Element data from apps and pages:
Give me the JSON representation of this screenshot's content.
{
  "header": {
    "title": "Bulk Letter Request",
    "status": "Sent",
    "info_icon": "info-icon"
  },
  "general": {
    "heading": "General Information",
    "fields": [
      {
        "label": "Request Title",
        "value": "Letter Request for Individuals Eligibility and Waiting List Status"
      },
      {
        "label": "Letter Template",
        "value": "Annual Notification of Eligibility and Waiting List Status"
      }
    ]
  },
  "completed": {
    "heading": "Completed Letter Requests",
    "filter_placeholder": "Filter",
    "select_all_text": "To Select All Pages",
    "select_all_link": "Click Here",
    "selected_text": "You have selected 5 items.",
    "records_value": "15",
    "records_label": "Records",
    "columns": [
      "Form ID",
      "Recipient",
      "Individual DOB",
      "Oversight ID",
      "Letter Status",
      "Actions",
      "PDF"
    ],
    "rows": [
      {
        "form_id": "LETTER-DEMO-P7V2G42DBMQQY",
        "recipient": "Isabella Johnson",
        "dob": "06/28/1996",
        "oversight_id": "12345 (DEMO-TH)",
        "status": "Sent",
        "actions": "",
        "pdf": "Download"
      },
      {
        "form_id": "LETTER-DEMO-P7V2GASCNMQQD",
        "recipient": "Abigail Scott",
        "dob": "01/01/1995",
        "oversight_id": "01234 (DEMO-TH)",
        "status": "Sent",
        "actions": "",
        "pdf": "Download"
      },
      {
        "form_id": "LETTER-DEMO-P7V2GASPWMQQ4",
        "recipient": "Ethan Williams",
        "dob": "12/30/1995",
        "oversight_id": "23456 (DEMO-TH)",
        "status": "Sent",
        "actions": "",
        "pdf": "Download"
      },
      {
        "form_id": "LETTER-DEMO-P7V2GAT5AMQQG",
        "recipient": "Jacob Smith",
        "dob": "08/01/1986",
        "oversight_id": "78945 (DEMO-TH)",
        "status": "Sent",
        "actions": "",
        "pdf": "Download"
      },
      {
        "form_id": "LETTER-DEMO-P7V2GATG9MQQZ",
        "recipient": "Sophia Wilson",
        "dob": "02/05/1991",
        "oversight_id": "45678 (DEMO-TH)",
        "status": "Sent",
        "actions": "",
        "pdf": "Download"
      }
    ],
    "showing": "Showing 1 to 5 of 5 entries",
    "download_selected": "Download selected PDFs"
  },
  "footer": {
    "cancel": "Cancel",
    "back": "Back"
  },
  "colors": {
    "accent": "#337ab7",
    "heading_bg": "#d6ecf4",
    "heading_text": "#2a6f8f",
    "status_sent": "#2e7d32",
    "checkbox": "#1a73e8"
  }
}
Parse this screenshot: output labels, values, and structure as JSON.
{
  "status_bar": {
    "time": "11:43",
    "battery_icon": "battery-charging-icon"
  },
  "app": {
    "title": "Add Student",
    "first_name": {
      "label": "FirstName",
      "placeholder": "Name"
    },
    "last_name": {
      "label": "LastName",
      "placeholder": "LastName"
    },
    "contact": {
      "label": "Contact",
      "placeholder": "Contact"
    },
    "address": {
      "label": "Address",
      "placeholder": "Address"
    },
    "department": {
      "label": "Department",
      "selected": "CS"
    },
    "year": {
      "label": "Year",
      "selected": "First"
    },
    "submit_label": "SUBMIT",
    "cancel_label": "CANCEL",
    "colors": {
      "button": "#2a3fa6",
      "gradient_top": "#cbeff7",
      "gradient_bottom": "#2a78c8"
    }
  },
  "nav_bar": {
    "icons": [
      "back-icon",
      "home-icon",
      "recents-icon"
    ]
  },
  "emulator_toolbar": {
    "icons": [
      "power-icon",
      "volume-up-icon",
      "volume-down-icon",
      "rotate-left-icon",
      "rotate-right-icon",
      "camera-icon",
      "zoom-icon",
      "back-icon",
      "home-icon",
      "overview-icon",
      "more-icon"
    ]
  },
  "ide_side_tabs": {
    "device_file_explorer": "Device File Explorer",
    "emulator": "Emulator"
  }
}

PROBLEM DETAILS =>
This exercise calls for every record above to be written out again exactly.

YOUR RESPONSE =>
Give me the JSON representation of this screenshot's content.
{
  "header": {
    "title": "Bulk Letter Request",
    "status": "Sent",
    "info_icon": "info-icon"
  },
  "general": {
    "heading": "General Information",
    "fields": [
      {
        "label": "Request Title",
        "value": "Letter Request for Individuals Eligibility and Waiting List Status"
      },
      {
        "label": "Letter Template",
        "value": "Annual Notification of Eligibility and Waiting List Status"
      }
    ]
  },
  "completed": {
    "heading": "Completed Letter Requests",
    "filter_placeholder": "Filter",
    "select_all_text": "To Select All Pages",
    "select_all_link": "Click Here",
    "selected_text": "You have selected 5 items.",
    "records_value": "15",
    "records_label": "Records",
    "columns": [
      "Form ID",
      "Recipient",
      "Individual DOB",
      "Oversight ID",
      "Letter Status",
      "Actions",
      "PDF"
    ],
    "rows": [
      {
        "form_id": "LETTER-DEMO-P7V2G42DBMQQY",
        "recipient": "Isabella Johnson",
        "dob": "06/28/1996",
        "oversight_id": "12345 (DEMO-TH)",
        "status": "Sent",
        "actions": "",
        "pdf": "Download"
      },
      {
        "form_id": "LETTER-DEMO-P7V2GASCNMQQD",
        "recipient": "Abigail Scott",
        "dob": "01/01/1995",
        "oversight_id": "01234 (DEMO-TH)",
        "status": "Sent",
        "actions": "",
        "pdf": "Download"
      },
      {
        "form_id": "LETTER-DEMO-P7V2GASPWMQQ4",
        "recipient": "Ethan Williams",
        "dob": "12/30/1995",
        "oversight_id": "23456 (DEMO-TH)",
        "status": "Sent",
        "actions": "",
        "pdf": "Download"
      },
      {
        "form_id": "LETTER-DEMO-P7V2GAT5AMQQG",
        "recipient": "Jacob Smith",
        "dob": "08/01/1986",
        "oversight_id": "78945 (DEMO-TH)",
        "status": "Sent",
        "actions": "",
        "pdf": "Download"
      },
      {
        "form_id": "LETTER-DEMO-P7V2GATG9MQQZ",
        "recipient": "Sophia Wilson",
        "dob": "02/05/1991",
        "oversight_id": "45678 (DEMO-TH)",
        "status": "Sent",
        "actions": "",
        "pdf": "Download"
      }
    ],
    "showing": "Showing 1 to 5 of 5 entries",
    "download_selected": "Download selected PDFs"
  },
  "footer": {
    "cancel": "Cancel",
    "back": "Back"
  },
  "colors": {
    "accent": "#337ab7",
    "heading_bg": "#d6ecf4",
    "heading_text": "#2a6f8f",
    "status_sent": "#2e7d32",
    "checkbox": "#1a73e8"
  }
}
Parse this screenshot: output labels, values, and structure as JSON.
{
  "status_bar": {
    "time": "11:43",
    "battery_icon": "battery-charging-icon"
  },
  "app": {
    "title": "Add Student",
    "first_name": {
      "label": "FirstName",
      "placeholder": "Name"
    },
    "last_name": {
      "label": "LastName",
      "placeholder": "LastName"
    },
    "contact": {
      "label": "Contact",
      "placeholder": "Contact"
    },
    "address": {
      "label": "Address",
      "placeholder": "Address"
    },
    "department": {
      "label": "Department",
      "selected": "CS"
    },
    "year": {
      "label": "Year",
      "selected": "First"
    },
    "submit_label": "SUBMIT",
    "cancel_label": "CANCEL",
    "colors": {
      "button": "#2a3fa6",
      "gradient_top": "#cbeff7",
      "gradient_bottom": "#2a78c8"
    }
  },
  "nav_bar": {
    "icons": [
      "back-icon",
      "home-icon",
      "recents-icon"
    ]
  },
  "emulator_toolbar": {
    "icons": [
      "power-icon",
      "volume-up-icon",
      "volume-down-icon",
      "rotate-left-icon",
      "rotate-right-icon",
      "camera-icon",
      "zoom-icon",
      "back-icon",
      "home-icon",
      "overview-icon",
      "more-icon"
    ]
  },
  "ide_side_tabs": {
    "device_file_explorer": "Device File Explorer",
    "emulator": "Emulator"
  }
}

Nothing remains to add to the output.